When you walk through a storm
Watching the magnificent Kenny Dalglish snap up a half chance and clip it into the net was something those of us of a certain vintage had seen on many occasions over the years. On 30th April 1989 he did it again but this time it was under the most extraordinary of circumstances. He was wearing the red of Liverpool and had brought his magnificent team to Glasgow to play in a benefit game for the families of those lost in the Hillsborough tragedy. That Celtic had held out the hand of friendship to a team and a city in great pain was a gesture which fills me with pride as a Celtic fan.
Certain images of that sunny day 25 years ago remain etched into my mind. I recall standing beside two Liverpool fans in the old Jungle that day, a father and son. Neither could stop the tears as the whole stadium boomed out ‘You’ll Never Walk Alone.’ The older man put his arm around his son’s shoulders as they sang along with the rest of us. His eyes were closed but the sheer emotion in his voice spoke volumes about the depth of pain the city of Liverpool was going through in those dark times. I remember thinking of all the families unable to stand together at a football game again after the appalling events at Hillsborough.
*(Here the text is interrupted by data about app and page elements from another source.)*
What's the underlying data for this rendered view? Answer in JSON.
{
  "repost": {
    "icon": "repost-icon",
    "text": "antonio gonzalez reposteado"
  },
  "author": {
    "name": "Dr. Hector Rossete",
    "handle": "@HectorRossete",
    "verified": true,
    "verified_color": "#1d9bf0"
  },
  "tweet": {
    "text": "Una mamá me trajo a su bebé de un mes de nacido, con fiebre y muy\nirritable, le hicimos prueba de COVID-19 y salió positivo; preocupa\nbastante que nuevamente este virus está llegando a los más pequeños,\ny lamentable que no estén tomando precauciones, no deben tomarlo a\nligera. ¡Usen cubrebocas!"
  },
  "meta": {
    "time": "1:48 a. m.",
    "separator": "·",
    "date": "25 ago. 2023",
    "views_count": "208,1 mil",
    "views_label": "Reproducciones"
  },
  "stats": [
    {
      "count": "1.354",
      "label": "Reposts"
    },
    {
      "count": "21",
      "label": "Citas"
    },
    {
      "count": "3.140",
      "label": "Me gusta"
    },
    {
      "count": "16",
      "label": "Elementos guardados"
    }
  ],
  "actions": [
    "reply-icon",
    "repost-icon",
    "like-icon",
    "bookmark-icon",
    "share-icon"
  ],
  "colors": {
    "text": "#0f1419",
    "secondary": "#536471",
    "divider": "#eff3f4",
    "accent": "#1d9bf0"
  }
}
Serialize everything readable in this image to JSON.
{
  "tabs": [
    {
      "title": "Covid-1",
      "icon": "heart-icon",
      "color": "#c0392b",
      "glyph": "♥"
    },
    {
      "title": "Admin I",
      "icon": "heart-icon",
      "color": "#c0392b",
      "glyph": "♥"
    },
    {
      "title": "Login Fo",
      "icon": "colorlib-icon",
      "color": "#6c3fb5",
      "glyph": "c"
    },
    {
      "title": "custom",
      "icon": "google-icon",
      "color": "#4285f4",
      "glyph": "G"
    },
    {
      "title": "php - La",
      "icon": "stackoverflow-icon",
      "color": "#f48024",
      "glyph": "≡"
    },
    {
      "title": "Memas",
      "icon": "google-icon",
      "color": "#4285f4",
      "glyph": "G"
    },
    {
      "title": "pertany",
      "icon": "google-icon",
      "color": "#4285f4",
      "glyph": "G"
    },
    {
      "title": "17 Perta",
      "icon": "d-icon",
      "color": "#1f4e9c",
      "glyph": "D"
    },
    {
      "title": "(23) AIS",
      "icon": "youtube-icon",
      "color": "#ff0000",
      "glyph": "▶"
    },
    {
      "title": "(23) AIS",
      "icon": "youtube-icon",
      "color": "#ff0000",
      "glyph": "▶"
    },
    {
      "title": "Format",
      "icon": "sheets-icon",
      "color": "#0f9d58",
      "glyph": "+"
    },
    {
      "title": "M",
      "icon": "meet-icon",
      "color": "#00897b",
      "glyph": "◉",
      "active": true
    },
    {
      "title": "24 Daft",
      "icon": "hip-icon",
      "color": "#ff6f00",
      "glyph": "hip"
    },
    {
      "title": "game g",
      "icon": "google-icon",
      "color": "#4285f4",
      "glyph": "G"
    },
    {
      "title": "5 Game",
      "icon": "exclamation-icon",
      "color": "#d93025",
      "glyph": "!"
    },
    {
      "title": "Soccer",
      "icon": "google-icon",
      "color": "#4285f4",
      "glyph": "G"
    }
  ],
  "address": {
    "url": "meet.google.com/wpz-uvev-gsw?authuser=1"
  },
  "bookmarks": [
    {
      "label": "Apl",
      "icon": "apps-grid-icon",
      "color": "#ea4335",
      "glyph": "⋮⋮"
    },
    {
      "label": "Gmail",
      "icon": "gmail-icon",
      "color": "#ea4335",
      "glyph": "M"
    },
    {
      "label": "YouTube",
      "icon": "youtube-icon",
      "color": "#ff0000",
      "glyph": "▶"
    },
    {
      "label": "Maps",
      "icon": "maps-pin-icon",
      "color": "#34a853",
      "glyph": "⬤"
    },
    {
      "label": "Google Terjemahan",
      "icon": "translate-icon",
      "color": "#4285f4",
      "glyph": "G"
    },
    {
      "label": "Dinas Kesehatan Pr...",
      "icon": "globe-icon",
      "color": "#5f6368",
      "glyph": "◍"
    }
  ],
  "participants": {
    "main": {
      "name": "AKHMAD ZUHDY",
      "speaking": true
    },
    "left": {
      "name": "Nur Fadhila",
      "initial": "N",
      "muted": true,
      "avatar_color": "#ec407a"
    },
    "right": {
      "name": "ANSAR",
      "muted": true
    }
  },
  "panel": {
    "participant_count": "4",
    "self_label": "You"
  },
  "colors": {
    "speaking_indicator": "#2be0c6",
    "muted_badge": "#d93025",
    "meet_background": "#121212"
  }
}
Another moment from that day which is still fresh within my mind is the impeccably respected minute of silence before the game began. Players and officials stood in a circle in the centre of the field as 60,000 people joined them in remembering the lost. We were all Liverpool fans that day, all standing shoulder to shoulder with a suffering city and telling them that they really wouldn’t walk this road alone. Thatcher’s policies may have ripped the heart out of so many of the great industrial cities of the UK but the spirit Liverpool and Glasgow exemplified that day was undefeated. This was the sort of solidarity decent working class communities had always shown each other in times of tragedy.
Of course nothing can assuage the pain of those who lost loved ones. We can offer a shoulder or a helping hand but they must go through life and learn somehow to smile again. We rightly demand justice and truth and at long last the edifice of official lies and cover up now seems to be crumbling. The pain caused by the disgraceful reporting of events at Hillsborough in those early months after the tragedy to a people already traumatised by the loss of loved one is beyond comprehension. It was another bitter lesson in how the establishment protects itself with lies, disinformation and worthless reports. We saw it after Bloody Sunday and we saw it again after Hillsborough where Police briefed the gutter press to portray the fans as out of control drunken, louts. That some obliged is to their eternal shame.
It’s now almost 25 years since that match was played between Celtic and Liverpool and the face of football in these islands has changed dramatically. Stadia are now all seated and much safer places to watch football. Fans are no longer treated like cattle and are much more able to articulate their feelings to clubs and the wider society via social media outlets undreamt of in 1989. The unique circumstances and official incompetence which led to the Hillsborough tragedy are unlikely to occur again in the UK. A chapter will close when the truth is told at last about the events of that day but for those families involved there can be no forgetting, just the quiet satisfaction of knowing that justice will now hopefully be done.
The people of Liverpool have walked through a storm and I’m proud to say that Celtic and its supporters walked some of the way with them.
Rest in Peace the 96. You’ll never be forgotten.